Investing  into early-stage businesses and startups can ultimately be very  rewarding, but involves risks and challenges that must be properly  understood. If you choose to invest in businesses displayed on Kaiku,  previously AGORA, you should be aware of and accept these important  considerations:

1. Loss of Capital
The majority of early-stage businesses, and other growth-focussed  businesses and start-ups fail. If you invest into a business displayed  on the Kaiku platform, it is much more likely that any of your invested  capital will be more last than seeing any return of capital and/or  profit. You should not look to invest more money into these types of  companies, as displayed on the platform than you can afford to lose  without altering your standard of living.

2. Illiquidity
Almost all investments made into companies shown on the Kaiku platform  will be highly illiquid. It is therefore very unlikely that there will  be a liquid secondary market for the shares of the business. As such,  you should assume that you will not be able to sell your shares until  and unless the company floats on a stock exchange or is bought by  another company; and, even if the company is bought by another company  or floats, your investment may continue to be illiquid. A flotation on a  stock exchange or purchase is unlikely to occur for several years from  the time you make your investment. Investors using the Kaiku platform  should not assume that an early exit will be available just because a  secondary market exists.

3. Rarity of Dividends
Businesses of the type displayed on the platform rarely pay dividends.  This means that if you invest in a business through the platform, even  if it is successful you are unlikely to see any return of capital or  profit until you are able to sell your shares. Even for a successful  business, this is unlikely to occur for a number of years from the time  you make your investment.

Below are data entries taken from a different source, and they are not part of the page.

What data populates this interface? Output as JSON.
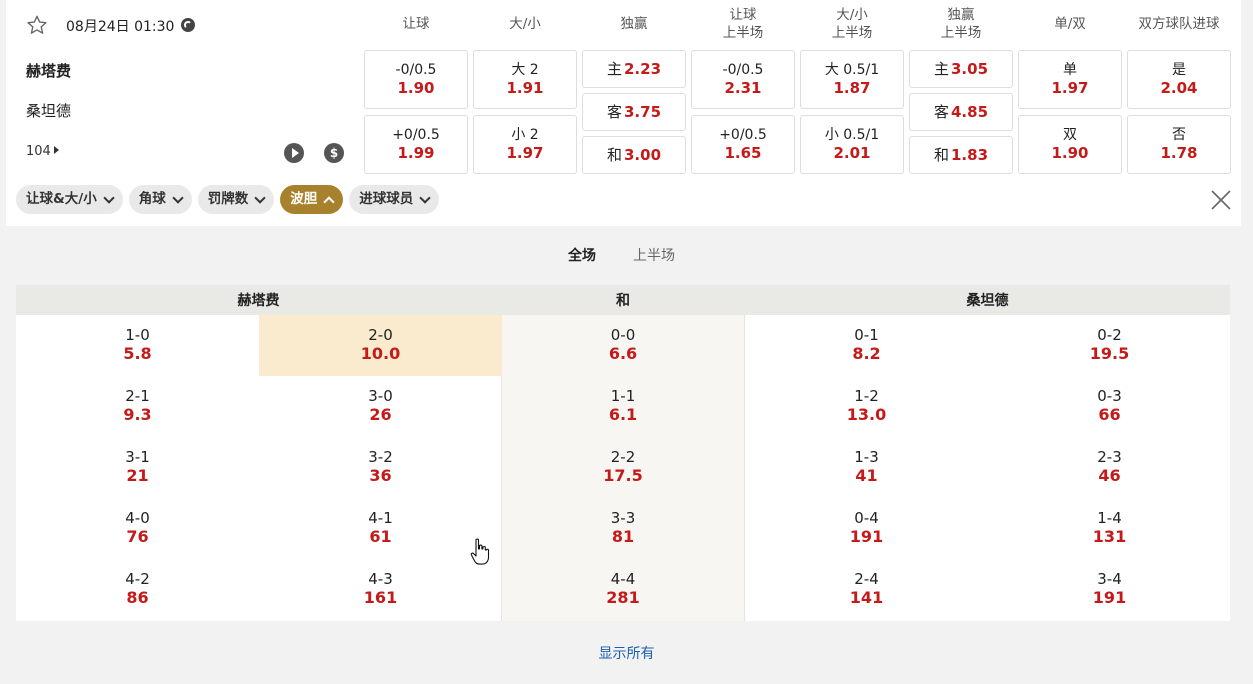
{
  "match": {
    "date": "08月24日 01:30",
    "home": "赫塔费",
    "away": "桑坦德",
    "more_count": "104"
  },
  "columns": [
    "让球",
    "大/小",
    "独赢",
    "让球\n上半场",
    "大/小\n上半场",
    "独赢\n上半场",
    "单/双",
    "双方球队进球"
  ],
  "odds": {
    "hcp": [
      {
        "label": "-0/0.5",
        "value": "1.90"
      },
      {
        "label": "+0/0.5",
        "value": "1.99"
      }
    ],
    "ou": [
      {
        "label": "大 2",
        "value": "1.91"
      },
      {
        "label": "小 2",
        "value": "1.97"
      }
    ],
    "win": [
      {
        "label": "主",
        "value": "2.23"
      },
      {
        "label": "客",
        "value": "3.75"
      },
      {
        "label": "和",
        "value": "3.00"
      }
    ],
    "hcp_1h": [
      {
        "label": "-0/0.5",
        "value": "2.31"
      },
      {
        "label": "+0/0.5",
        "value": "1.65"
      }
    ],
    "ou_1h": [
      {
        "label": "大 0.5/1",
        "value": "1.87"
      },
      {
        "label": "小 0.5/1",
        "value": "2.01"
      }
    ],
    "win_1h": [
      {
        "label": "主",
        "value": "3.05"
      },
      {
        "label": "客",
        "value": "4.85"
      },
      {
        "label": "和",
        "value": "1.83"
      }
    ],
    "oe": [
      {
        "label": "单",
        "value": "1.97"
      },
      {
        "label": "双",
        "value": "1.90"
      }
    ],
    "btts": [
      {
        "label": "是",
        "value": "2.04"
      },
      {
        "label": "否",
        "value": "1.78"
      }
    ]
  },
  "chips": [
    {
      "label": "让球&大/小",
      "active": false
    },
    {
      "label": "角球",
      "active": false
    },
    {
      "label": "罚牌数",
      "active": false
    },
    {
      "label": "波胆",
      "active": true
    },
    {
      "label": "进球球员",
      "active": false
    }
  ],
  "tabs": {
    "full": "全场",
    "half": "上半场"
  },
  "correct_score": {
    "head": {
      "home": "赫塔费",
      "draw": "和",
      "away": "桑坦德"
    },
    "rows": [
      [
        {
          "s": "1-0",
          "o": "5.8"
        },
        {
          "s": "2-0",
          "o": "10.0"
        },
        {
          "s": "0-0",
          "o": "6.6"
        },
        {
          "s": "0-1",
          "o": "8.2"
        },
        {
          "s": "0-2",
          "o": "19.5"
        }
      ],
      [
        {
          "s": "2-1",
          "o": "9.3"
        },
        {
          "s": "3-0",
          "o": "26"
        },
        {
          "s": "1-1",
          "o": "6.1"
        },
        {
          "s": "1-2",
          "o": "13.0"
        },
        {
          "s": "0-3",
          "o": "66"
        }
      ],
      [
        {
          "s": "3-1",
          "o": "21"
        },
        {
          "s": "3-2",
          "o": "36"
        },
        {
          "s": "2-2",
          "o": "17.5"
        },
        {
          "s": "1-3",
          "o": "41"
        },
        {
          "s": "2-3",
          "o": "46"
        }
      ],
      [
        {
          "s": "4-0",
          "o": "76"
        },
        {
          "s": "4-1",
          "o": "61"
        },
        {
          "s": "3-3",
          "o": "81"
        },
        {
          "s": "0-4",
          "o": "191"
        },
        {
          "s": "1-4",
          "o": "131"
        }
      ],
      [
        {
          "s": "4-2",
          "o": "86"
        },
        {
          "s": "4-3",
          "o": "161"
        },
        {
          "s": "4-4",
          "o": "281"
        },
        {
          "s": "2-4",
          "o": "141"
        },
        {
          "s": "3-4",
          "o": "191"
        }
      ]
    ]
  },
  "show_all": "显示所有",
  "colors": {
    "odds_red": "#c41a1a",
    "active_chip": "#a8812d",
    "highlight": "#faebcf",
    "link_blue": "#1a5fb4"
  }
}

4. Dilution
Any investment you make in a business displayed on the platform is  likely to be subject to dilution. This means that if the business raises  additional capital at a later date, it will issue new shares to the new  investors, and the percentage of the business that you own will  decline. These new shares may also have certain preferential rights to  dividends, sale proceeds and other matters, and the exercise of these  rights may work to your disadvantage. Your investment may also be  subject to dilution as a result of the grant of options (or similar  rights to acquire shares) to employees of, service providers to or  certain other contacts of, the business.

5. Diversification
If you choose to invest in businesses of the type displayed on the  platform, such investments should only be made as part of a  well-diversified portfolio. This means that you should invest only a  relatively small portion of your investable capital in such businesses,  and the majority of your investable capital should be invested in safer,  more liquid assets. It also means that you should spread your  investment between multiple businesses rather than investing a larger  amount in just a few.